## RECORDS TO PROCESS
<<<<

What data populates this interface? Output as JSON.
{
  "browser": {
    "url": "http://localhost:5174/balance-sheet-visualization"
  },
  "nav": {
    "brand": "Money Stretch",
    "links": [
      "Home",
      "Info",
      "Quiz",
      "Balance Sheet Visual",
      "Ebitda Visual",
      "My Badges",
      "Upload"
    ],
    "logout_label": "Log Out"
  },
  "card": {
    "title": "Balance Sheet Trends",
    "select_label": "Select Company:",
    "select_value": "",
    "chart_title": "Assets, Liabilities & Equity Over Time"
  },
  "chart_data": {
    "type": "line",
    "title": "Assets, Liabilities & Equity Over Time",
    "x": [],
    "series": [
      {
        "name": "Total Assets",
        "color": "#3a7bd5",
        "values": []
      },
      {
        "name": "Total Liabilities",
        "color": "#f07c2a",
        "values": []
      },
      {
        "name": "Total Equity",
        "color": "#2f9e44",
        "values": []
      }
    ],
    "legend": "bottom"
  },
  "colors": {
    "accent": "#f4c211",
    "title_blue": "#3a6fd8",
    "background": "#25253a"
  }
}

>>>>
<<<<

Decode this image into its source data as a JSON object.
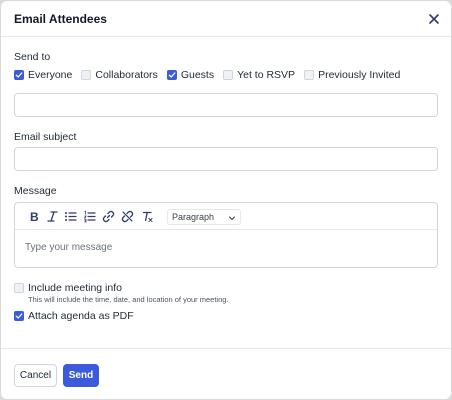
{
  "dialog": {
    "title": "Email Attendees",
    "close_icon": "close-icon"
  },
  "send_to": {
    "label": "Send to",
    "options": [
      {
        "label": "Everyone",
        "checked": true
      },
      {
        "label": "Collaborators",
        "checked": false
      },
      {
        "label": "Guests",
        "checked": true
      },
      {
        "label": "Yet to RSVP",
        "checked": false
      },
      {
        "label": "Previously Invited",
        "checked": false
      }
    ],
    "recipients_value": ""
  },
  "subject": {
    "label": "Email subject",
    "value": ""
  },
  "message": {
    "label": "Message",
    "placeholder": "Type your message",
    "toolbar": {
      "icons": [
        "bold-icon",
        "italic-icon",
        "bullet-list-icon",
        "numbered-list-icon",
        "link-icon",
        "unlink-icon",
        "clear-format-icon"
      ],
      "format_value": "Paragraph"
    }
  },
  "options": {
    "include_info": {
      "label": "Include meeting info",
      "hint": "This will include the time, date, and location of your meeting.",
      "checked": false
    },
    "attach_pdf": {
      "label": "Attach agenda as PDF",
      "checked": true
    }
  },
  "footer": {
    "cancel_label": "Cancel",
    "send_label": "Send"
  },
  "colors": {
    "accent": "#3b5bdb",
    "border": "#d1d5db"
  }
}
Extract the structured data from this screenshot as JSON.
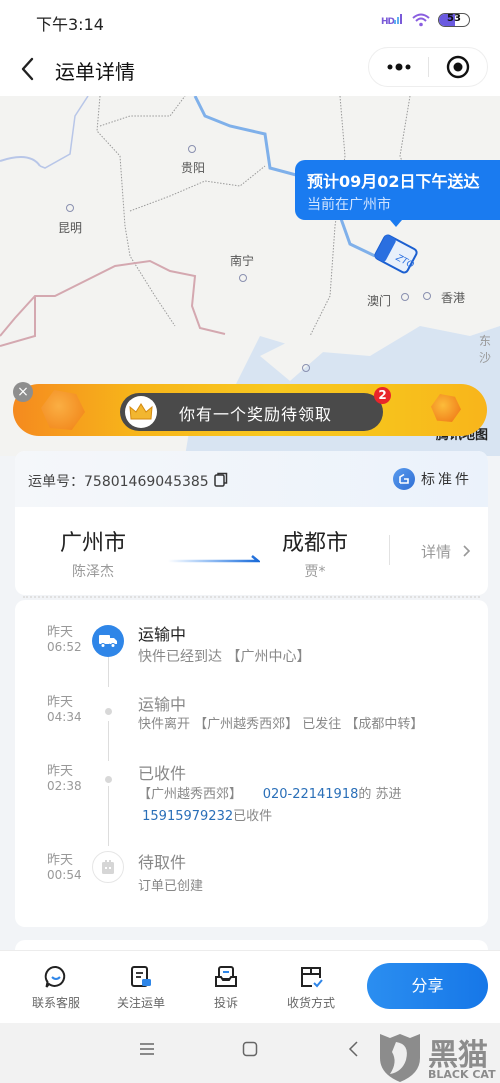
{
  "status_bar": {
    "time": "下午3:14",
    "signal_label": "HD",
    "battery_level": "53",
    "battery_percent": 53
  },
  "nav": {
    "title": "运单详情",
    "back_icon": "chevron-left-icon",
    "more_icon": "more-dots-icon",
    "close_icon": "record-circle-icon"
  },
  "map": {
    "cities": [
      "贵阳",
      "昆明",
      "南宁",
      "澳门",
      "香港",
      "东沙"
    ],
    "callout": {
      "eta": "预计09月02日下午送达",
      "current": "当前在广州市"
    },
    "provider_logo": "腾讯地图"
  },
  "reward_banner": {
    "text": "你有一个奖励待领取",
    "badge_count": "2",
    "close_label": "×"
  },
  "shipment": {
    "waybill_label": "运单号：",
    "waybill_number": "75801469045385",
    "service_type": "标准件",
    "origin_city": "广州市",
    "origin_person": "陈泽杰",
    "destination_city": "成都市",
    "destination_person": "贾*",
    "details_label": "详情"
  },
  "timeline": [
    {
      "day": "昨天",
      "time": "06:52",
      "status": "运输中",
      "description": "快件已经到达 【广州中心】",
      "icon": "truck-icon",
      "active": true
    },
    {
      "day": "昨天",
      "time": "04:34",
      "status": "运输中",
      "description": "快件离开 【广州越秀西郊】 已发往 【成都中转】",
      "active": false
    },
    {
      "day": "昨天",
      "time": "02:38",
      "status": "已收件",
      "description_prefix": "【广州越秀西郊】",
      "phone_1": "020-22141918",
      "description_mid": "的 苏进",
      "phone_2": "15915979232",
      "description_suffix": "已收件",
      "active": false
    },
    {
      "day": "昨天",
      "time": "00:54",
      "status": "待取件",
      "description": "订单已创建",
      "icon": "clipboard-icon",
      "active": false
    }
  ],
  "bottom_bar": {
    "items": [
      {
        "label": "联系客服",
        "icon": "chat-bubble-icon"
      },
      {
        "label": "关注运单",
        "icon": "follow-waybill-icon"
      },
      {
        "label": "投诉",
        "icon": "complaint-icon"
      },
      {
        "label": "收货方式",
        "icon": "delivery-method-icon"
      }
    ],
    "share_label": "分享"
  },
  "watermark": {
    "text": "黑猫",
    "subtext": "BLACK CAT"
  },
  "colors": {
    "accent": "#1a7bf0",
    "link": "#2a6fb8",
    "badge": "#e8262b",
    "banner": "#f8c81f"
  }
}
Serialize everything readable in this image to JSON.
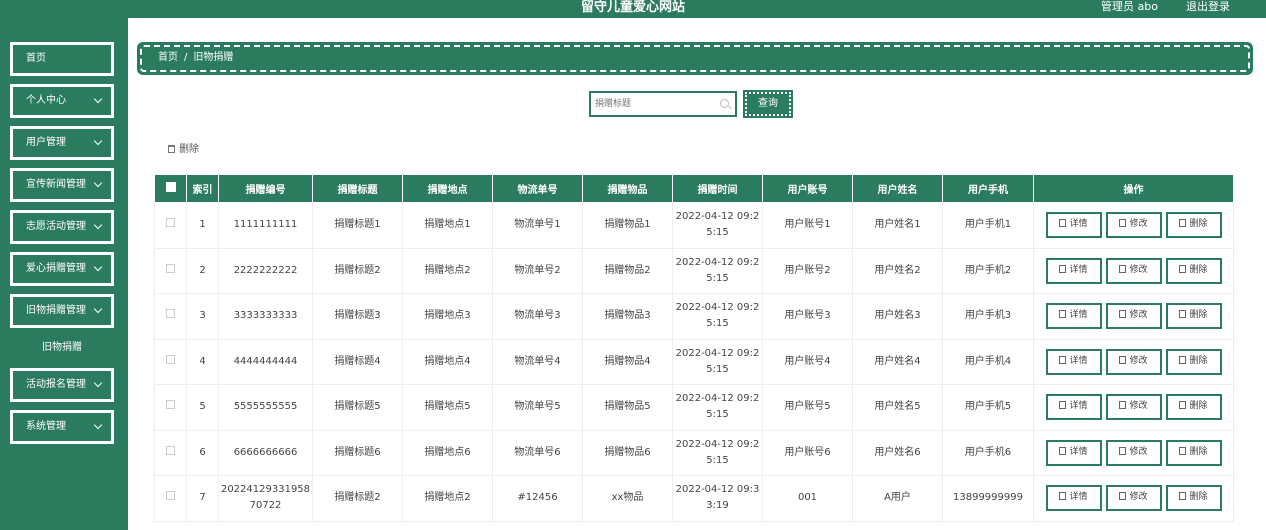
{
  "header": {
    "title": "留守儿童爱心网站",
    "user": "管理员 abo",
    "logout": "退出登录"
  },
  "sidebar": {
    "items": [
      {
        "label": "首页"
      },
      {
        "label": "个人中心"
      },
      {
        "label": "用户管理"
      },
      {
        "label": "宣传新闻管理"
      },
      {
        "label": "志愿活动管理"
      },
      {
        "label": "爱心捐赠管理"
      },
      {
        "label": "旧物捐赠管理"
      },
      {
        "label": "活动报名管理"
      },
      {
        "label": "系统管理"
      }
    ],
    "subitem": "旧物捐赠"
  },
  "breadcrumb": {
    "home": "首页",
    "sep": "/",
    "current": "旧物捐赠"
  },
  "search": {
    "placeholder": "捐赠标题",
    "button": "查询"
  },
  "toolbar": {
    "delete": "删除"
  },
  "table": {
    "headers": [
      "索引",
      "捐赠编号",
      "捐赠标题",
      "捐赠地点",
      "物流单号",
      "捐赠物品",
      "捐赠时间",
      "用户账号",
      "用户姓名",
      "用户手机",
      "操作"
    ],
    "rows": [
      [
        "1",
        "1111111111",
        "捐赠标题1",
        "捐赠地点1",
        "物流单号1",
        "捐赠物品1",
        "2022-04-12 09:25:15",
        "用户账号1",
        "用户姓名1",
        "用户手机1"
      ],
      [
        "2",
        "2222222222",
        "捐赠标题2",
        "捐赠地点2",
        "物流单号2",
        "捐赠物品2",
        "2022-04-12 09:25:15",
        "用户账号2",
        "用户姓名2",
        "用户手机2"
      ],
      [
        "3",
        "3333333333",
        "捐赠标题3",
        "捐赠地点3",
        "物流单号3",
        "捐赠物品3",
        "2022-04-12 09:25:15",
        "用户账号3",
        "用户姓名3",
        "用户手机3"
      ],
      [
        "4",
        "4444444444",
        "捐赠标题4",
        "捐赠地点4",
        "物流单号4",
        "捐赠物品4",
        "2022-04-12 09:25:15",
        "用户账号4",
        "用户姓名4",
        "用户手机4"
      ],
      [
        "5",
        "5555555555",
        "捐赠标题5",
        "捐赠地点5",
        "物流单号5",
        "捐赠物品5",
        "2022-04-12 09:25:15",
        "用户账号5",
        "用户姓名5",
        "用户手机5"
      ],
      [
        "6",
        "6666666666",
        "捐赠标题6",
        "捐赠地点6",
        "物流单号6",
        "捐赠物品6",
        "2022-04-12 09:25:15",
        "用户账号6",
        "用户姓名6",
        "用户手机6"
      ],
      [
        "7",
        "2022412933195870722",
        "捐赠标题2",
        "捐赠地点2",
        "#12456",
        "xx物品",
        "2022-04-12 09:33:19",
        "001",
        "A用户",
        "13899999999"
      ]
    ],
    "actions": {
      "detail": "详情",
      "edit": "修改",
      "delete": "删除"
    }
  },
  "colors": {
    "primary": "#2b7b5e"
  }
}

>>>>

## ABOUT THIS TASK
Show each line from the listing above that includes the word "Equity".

## EXERCISE SOLUTION
    "chart_title": "Assets, Liabilities & Equity Over Time"
    "title": "Assets, Liabilities & Equity Over Time",
        "name": "Total Equity",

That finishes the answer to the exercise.